* WHAT IS NEEDED
Set down the full listing exactly, character for character.

* WORKING DATA

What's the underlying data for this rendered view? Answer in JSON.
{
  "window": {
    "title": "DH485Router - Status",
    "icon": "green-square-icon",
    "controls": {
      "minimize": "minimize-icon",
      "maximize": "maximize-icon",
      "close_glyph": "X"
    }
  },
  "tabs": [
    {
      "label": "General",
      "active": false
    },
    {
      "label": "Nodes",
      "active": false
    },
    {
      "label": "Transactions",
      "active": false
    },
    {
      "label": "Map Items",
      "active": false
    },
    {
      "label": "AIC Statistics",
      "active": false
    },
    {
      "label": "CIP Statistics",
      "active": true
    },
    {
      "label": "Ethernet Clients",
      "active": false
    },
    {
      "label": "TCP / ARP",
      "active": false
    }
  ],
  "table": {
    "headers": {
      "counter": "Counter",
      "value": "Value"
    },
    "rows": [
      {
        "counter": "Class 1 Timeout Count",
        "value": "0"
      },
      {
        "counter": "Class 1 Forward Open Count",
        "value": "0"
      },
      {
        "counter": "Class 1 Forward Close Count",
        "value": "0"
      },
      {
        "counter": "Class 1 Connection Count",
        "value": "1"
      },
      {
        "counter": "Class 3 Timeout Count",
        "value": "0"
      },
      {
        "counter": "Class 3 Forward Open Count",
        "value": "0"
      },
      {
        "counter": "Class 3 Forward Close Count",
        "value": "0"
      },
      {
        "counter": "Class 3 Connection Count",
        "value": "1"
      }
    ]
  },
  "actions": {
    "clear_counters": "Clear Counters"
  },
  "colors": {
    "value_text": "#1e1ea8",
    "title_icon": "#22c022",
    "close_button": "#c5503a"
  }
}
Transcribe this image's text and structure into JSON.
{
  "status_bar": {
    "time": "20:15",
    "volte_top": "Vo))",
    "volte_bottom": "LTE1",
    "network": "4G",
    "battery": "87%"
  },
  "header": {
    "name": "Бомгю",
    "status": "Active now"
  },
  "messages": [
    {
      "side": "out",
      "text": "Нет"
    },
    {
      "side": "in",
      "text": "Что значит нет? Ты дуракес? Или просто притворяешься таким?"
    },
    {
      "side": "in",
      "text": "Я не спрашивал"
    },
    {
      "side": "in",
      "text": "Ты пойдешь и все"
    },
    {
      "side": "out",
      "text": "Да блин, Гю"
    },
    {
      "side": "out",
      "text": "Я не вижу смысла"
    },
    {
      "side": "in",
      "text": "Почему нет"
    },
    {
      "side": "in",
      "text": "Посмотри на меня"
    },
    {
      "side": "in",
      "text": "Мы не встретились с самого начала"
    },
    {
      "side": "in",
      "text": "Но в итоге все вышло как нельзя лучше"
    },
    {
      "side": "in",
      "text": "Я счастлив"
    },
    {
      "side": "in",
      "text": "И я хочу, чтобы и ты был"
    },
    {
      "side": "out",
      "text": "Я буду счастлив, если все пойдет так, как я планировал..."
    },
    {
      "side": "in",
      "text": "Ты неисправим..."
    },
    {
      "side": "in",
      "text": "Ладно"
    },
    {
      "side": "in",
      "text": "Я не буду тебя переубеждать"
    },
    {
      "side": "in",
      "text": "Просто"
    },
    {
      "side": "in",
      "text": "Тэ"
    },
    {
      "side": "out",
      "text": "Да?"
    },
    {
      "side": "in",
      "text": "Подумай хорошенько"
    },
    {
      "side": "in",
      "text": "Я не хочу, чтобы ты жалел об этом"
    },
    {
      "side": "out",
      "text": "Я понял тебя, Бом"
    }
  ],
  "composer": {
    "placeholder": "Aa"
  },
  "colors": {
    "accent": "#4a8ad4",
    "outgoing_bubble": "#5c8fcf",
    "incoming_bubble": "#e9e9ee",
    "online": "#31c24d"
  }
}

* RESPONSE BOX
What's the underlying data for this rendered view? Answer in JSON.
{
  "window": {
    "title": "DH485Router - Status",
    "icon": "green-square-icon",
    "controls": {
      "minimize": "minimize-icon",
      "maximize": "maximize-icon",
      "close_glyph": "X"
    }
  },
  "tabs": [
    {
      "label": "General",
      "active": false
    },
    {
      "label": "Nodes",
      "active": false
    },
    {
      "label": "Transactions",
      "active": false
    },
    {
      "label": "Map Items",
      "active": false
    },
    {
      "label": "AIC Statistics",
      "active": false
    },
    {
      "label": "CIP Statistics",
      "active": true
    },
    {
      "label": "Ethernet Clients",
      "active": false
    },
    {
      "label": "TCP / ARP",
      "active": false
    }
  ],
  "table": {
    "headers": {
      "counter": "Counter",
      "value": "Value"
    },
    "rows": [
      {
        "counter": "Class 1 Timeout Count",
        "value": "0"
      },
      {
        "counter": "Class 1 Forward Open Count",
        "value": "0"
      },
      {
        "counter": "Class 1 Forward Close Count",
        "value": "0"
      },
      {
        "counter": "Class 1 Connection Count",
        "value": "1"
      },
      {
        "counter": "Class 3 Timeout Count",
        "value": "0"
      },
      {
        "counter": "Class 3 Forward Open Count",
        "value": "0"
      },
      {
        "counter": "Class 3 Forward Close Count",
        "value": "0"
      },
      {
        "counter": "Class 3 Connection Count",
        "value": "1"
      }
    ]
  },
  "actions": {
    "clear_counters": "Clear Counters"
  },
  "colors": {
    "value_text": "#1e1ea8",
    "title_icon": "#22c022",
    "close_button": "#c5503a"
  }
}
Transcribe this image's text and structure into JSON.
{
  "status_bar": {
    "time": "20:15",
    "volte_top": "Vo))",
    "volte_bottom": "LTE1",
    "network": "4G",
    "battery": "87%"
  },
  "header": {
    "name": "Бомгю",
    "status": "Active now"
  },
  "messages": [
    {
      "side": "out",
      "text": "Нет"
    },
    {
      "side": "in",
      "text": "Что значит нет? Ты дуракес? Или просто притворяешься таким?"
    },
    {
      "side": "in",
      "text": "Я не спрашивал"
    },
    {
      "side": "in",
      "text": "Ты пойдешь и все"
    },
    {
      "side": "out",
      "text": "Да блин, Гю"
    },
    {
      "side": "out",
      "text": "Я не вижу смысла"
    },
    {
      "side": "in",
      "text": "Почему нет"
    },
    {
      "side": "in",
      "text": "Посмотри на меня"
    },
    {
      "side": "in",
      "text": "Мы не встретились с самого начала"
    },
    {
      "side": "in",
      "text": "Но в итоге все вышло как нельзя лучше"
    },
    {
      "side": "in",
      "text": "Я счастлив"
    },
    {
      "side": "in",
      "text": "И я хочу, чтобы и ты был"
    },
    {
      "side": "out",
      "text": "Я буду счастлив, если все пойдет так, как я планировал..."
    },
    {
      "side": "in",
      "text": "Ты неисправим..."
    },
    {
      "side": "in",
      "text": "Ладно"
    },
    {
      "side": "in",
      "text": "Я не буду тебя переубеждать"
    },
    {
      "side": "in",
      "text": "Просто"
    },
    {
      "side": "in",
      "text": "Тэ"
    },
    {
      "side": "out",
      "text": "Да?"
    },
    {
      "side": "in",
      "text": "Подумай хорошенько"
    },
    {
      "side": "in",
      "text": "Я не хочу, чтобы ты жалел об этом"
    },
    {
      "side": "out",
      "text": "Я понял тебя, Бом"
    }
  ],
  "composer": {
    "placeholder": "Aa"
  },
  "colors": {
    "accent": "#4a8ad4",
    "outgoing_bubble": "#5c8fcf",
    "incoming_bubble": "#e9e9ee",
    "online": "#31c24d"
  }
}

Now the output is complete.